CTE supports English language learners

My educator service began over a decade ago, with the most amazing opportunity to teach in a bilingual third grade classroom. In accordance with a federal consent decree, Denver Public Schools (DPS) must meet the needs of our multilingual learners. I was trained to ensure my students experienced Integrated Content Language Development (ICLD); rigorous, content-based instruction scaffolds to support all learners. Shared strategies and intentional instruction are critical for English language and career development.

My students thrived when they could be critical thinkers, creators, and when they were given freedom and support to talk academically. And it was not just happening in Spanish; they were sponges for the terminology in English with supporting scaffolds.

I remained in close contact with many of these students throughout my educational journey. By the time they became juniors and seniors, I was serving as an administrator and career and technical education (CTE) director in a working-class community high school in the heart of Denver, Colorado. The Mile High City, which serves 90,000 students, provided 18,701 college and career education classes in 2020–21. In addition to recruiting to grow my school’s programs, I wanted to share the opportunities that CTE offered with students I had taught in Spanish over the years. I knew they would thrive in CTE because it was so hands-on.

As I began reaching out, I was surprised to learn that students identified as still needing to master English experienced barriers in accessing CTE and other opportunities. Our secondary school scheduling places CTE classes and English language development classes in the same elective block.

CTE SERVEs multilingual students.

Many of our bilingual students were demonstrating proficiency to earn a Seal of Biliteracy upon graduation, proficient in two or more languages. Open doors to CTE, combined with the gift of language, increase opportunities for valuable education and employer connections. When faced with the challenge of access, the Multilingual Education Department (MLE) was determined to make a win for our multilingual learners. We wanted to support teachers in understanding that CTE classrooms are the ideal place to learn language. MLE created so many amazing resources. We just had to take the supports they had and look at them with a CTE lens.

S: Student talk that is frequent, accountable and structured

  • Clear expectations and modeling of academic language
  • Techniques to ensure equal participation (collaborative structures, turn-taking, roles, choral response)
  • Strategic grouping
  • Opportunities for students to discuss in home language, when appropriate

E: Explicit instruction and modeling of the academic language needed

  • Target language for instruction, such as academic vocabulary (word level), grammatical structures or academic phrases (sentence level), and academic conversation skills (discourse level)
  • Descriptive feedback is provided, both on the use of academic language and on the content, throughout the lesson.

R: Rigorous grade-level content

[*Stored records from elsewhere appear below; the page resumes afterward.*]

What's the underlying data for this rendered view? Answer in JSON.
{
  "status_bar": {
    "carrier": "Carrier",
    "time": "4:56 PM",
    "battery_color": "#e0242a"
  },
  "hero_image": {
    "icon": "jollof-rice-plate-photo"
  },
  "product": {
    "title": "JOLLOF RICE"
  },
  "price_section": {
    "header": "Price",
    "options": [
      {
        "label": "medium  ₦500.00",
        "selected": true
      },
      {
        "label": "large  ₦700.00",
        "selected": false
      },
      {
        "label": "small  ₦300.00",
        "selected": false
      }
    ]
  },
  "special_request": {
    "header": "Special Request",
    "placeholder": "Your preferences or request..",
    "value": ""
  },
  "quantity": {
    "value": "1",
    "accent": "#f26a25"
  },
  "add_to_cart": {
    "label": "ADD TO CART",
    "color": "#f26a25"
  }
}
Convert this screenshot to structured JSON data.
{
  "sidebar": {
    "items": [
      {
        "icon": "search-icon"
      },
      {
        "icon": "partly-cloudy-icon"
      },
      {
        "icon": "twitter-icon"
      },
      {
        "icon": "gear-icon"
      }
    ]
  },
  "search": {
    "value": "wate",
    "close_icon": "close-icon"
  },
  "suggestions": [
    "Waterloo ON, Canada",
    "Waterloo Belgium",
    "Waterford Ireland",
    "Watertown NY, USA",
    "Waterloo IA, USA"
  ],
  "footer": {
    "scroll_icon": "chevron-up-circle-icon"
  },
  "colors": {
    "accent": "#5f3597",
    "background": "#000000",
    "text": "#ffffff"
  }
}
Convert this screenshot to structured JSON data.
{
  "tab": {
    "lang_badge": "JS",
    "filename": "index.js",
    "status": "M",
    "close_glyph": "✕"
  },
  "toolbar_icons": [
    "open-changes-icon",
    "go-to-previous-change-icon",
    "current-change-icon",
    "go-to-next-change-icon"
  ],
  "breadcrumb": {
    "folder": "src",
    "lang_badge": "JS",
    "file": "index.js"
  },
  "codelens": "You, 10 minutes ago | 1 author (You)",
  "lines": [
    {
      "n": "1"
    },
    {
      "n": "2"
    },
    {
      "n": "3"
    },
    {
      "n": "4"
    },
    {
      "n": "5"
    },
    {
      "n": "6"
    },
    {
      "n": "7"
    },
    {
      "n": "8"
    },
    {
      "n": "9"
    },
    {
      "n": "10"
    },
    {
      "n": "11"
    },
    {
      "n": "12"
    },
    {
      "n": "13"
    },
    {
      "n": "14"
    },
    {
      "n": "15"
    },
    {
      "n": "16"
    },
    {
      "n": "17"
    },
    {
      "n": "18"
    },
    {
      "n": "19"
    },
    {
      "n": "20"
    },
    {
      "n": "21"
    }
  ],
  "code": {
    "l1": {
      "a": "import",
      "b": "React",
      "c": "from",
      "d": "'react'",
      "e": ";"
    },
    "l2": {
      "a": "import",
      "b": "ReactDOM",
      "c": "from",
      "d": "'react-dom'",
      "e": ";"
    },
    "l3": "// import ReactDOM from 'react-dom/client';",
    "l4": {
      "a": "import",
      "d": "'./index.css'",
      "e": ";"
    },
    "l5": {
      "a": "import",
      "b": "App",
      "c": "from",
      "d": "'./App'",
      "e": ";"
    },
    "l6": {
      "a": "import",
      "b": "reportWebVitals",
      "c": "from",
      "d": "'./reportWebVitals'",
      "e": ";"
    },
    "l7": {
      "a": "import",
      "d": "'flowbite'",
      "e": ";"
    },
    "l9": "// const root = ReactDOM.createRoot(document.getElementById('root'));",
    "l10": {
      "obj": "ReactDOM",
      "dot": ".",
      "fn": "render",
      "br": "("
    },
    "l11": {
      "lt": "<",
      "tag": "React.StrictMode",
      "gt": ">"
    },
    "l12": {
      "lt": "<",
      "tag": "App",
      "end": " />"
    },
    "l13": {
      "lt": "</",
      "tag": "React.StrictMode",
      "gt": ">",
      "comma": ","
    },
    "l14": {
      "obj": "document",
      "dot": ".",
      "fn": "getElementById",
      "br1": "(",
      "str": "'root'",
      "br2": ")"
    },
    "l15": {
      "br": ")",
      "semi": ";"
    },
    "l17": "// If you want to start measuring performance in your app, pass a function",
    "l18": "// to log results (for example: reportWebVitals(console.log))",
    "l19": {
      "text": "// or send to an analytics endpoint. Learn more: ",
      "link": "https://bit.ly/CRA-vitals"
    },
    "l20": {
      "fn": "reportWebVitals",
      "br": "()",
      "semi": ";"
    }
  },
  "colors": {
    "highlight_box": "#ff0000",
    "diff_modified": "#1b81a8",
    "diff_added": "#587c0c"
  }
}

  • Connection to personal experiences and prior knowledge, and building of background knowledge
  • Differentiated sentence frames, sentence stems, and questioning
  • Wait time and opportunities to process with a peer
  • Multiple exposures to important ideas, reviewing/summarizing main points
  • Home language materials provided when needed

V: Extensive use and interaction with visual resources

  • Pictures, photographs, videos
  • Gestures
  • Realia
  • Graphic organizers, diagrams and charts with color-coding
  • Digital technology
  • Modeling procedures and exemplar work

E: Respectful, equitable and encouraging learning environment

  • Clear and consistent rituals and routines
  • Modeling of encouraging, enthusiastic and effort-based learning
  • Validation, respect and encouragement of varied cultural perspectives and use of home language(s)
  • Culturally responsive practices

Our CTE classrooms are the perfect place for English language learners because our work is so hands-on. Whether students are reading blueprints or using high-level technical language, ensuring our students can speak and read the world of their work gives them a competitive edge in the work- force and grows our economy.

At DPS, the many diverse linguistic and cultural backgrounds that our students bring to the classroom enrich our schools. DPS (n.d.) believes every student’s home language and culture are assets that [when] combined with our English language skills, help students achieve success in school and life.”

Elina Martinez Medina is an educational specialist in Denver, Colorado. Before working as a CTE specialist in Denver Public Schools, she was a high school administrator and bilingual elementary educator for over a decade. Medina works to ensure CTE programs create equitable opportunities, particularly engaging students in high-wage, talent pipeline growth in trade skill work. She received both her undergraduate and graduate degrees from University of Denver. She is the proud mother of two adult sons and a teenage daughter. Medina currently resides with her daughter and her two pups. Email her.

This article originally appears in Techniques, in print, in April 2021.